* **Your task**: Scan the data below. Pull out each line where "Sport" occurs.
Provided entries Start Marker
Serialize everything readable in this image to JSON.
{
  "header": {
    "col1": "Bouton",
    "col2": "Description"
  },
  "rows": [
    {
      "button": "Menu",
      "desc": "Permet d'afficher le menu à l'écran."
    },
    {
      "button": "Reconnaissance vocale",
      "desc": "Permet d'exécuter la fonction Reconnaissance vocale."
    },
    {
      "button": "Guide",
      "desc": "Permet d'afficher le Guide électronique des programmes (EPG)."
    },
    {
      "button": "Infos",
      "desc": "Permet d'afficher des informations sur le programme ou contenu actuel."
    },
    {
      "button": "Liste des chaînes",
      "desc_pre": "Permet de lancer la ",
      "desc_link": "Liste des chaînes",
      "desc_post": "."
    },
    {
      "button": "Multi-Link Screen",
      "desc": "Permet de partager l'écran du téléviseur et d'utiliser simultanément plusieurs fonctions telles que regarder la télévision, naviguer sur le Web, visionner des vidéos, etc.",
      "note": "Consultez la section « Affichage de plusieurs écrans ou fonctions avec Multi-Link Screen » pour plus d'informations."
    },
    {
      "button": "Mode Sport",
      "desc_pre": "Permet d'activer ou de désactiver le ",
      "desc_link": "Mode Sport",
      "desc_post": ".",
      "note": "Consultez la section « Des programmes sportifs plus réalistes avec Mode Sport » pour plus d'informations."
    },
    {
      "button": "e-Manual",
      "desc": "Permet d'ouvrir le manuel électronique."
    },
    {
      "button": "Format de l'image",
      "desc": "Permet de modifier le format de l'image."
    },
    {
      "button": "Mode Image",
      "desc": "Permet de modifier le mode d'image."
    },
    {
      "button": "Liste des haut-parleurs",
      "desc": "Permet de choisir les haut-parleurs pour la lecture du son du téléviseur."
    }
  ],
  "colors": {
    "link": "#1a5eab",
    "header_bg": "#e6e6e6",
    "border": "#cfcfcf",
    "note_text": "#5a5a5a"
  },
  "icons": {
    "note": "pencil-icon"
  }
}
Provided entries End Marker
* **Solved exercise**:
      "button": "Mode Sport",
      "desc_link": "Mode Sport",
      "note": "Consultez la section « Des programmes sportifs plus réalistes avec Mode Sport » pour plus d'informations."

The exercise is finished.